“Surfing means letting go of any problems and just having fun,” Seely said. “You don’t have to worry about anything. You are close to nature. There is a whole different world out there. It’s pretty exciting to me.”
Surfing since the age of two, Seely has been mentored and taught the nuances of surfing by her father, Mitt. Together, father and daughter travel up and down the coast daily in search of the perfect wave. They have formed a bond that not even the harshest of waves could separate.
“Surfing is an adventure every morning,” Mitt said. “We are almost best friends when it comes to surfing. We go on adventures every day together.”
The routine for Seely is as common as brushing her teeth each day. At around 9 p.m. every night, Seely goes on her computer and checks out surfline. com. Searching for large swells and strong currents can be a work of art in itself. Seely’s inner hunch and forecasting prowess could send her and Mitt to Steamers Lane in Santa Cruz or Trestles at San Onofre State Beach in San Diego County the very next morning.
“She has friends in almost every city from San Francisco down to the border,” said Mitt, who has surfed for more than 30 years. “We find out through her friends and surfline where the best place is for surfing.”
Once Seely finds the beach of her choice, she tells her dad the desired location, and by 10 p.m. lights are out and the trip is set. Seven hours later, father and daughter are off to surf for the day.
“My relationship with my dad is very close. We are like two peas in a pod. We surf almost every day together,” Seely said.
Seely credits Mitt with not only learning how to surf but understanding how surfing and life are intertwined.
“He told me that no matter how bad the waves are or how good they are, you always come out learning something,” Seely explained. “The way you approach your surfing is how you should approach your life. Be serious, have things in order and achieve your goals in life. That’s what I hope to do.”
Alexis, Frankie’s mother, introduced her to yoga, which has aided in her surfing development.
“I think it has helped her to become more focused and to be calm in competition,” Alexis said. “It has helped in her general physical well-being. She’s more flexible too. It’s been good for her.”
Seely is thankful for her parents’s support, whether accompanying her on surfing trips or recommending new hobbies.
“My parents support me in everything I do and I love them very much,” Seely said.
As a young child, Seely would watch Bruce Brown’s 1966 surf documentary “The Endless Summer” and admire surfer, Robert August, one of the main subjects of the film.
Recently, Robert August Surfboards of Huntington Beach decided to sponsor Seely because of her accomplishments in the Western Surfing Association. It was only fitting that Seely received a brand new longboard from Robert August on Dec. 23. What a Christmas gift it was for Seely.
“She was a kid in a candy shop. She was so happy,” Mitt said. “She grew up watching Robert August films and wanted to emulate his style and that kind of surfing. Frankie is definitely old school on the longboard but new school with the shortboard. She has the best of both worlds.”
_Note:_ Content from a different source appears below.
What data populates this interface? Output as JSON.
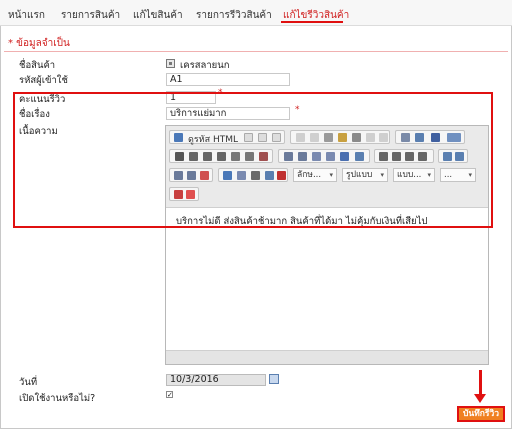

Five-time surfing world champion Stephanie Gilmore and longboard star Kassia Meador are both influential people in Seely’s life. She aspires to compete at the highest level of surfing as she continues her rapid development as one of the best young female surfers in California.
“Frankie could make it. She needs to put a little more effort into it,” Mitt said. “After this we will see if she could take it to a national level.”
As for her future plans, Seely hopes to head out on competitive tours.
“After high school, I am hoping to go on the Association of Surfing Professional longboard world tour. I also want to get better in the shortboard and maybe get on the ASP shortboard world tour too,” said Seely, who is also a member of the MHS surf team. “What drives me is getting better at surfing. The better you are at surfing the more determined you are in life. It’s a great lesson I learned from my dad.”
Seely will participate in the Longboard Club-Surfers Coalition Contest on Jan. 5-6 at Trestles.
Then it’s back on to the computer at 9 p.m. in search of the next great adventure. Endless surfing and loving it.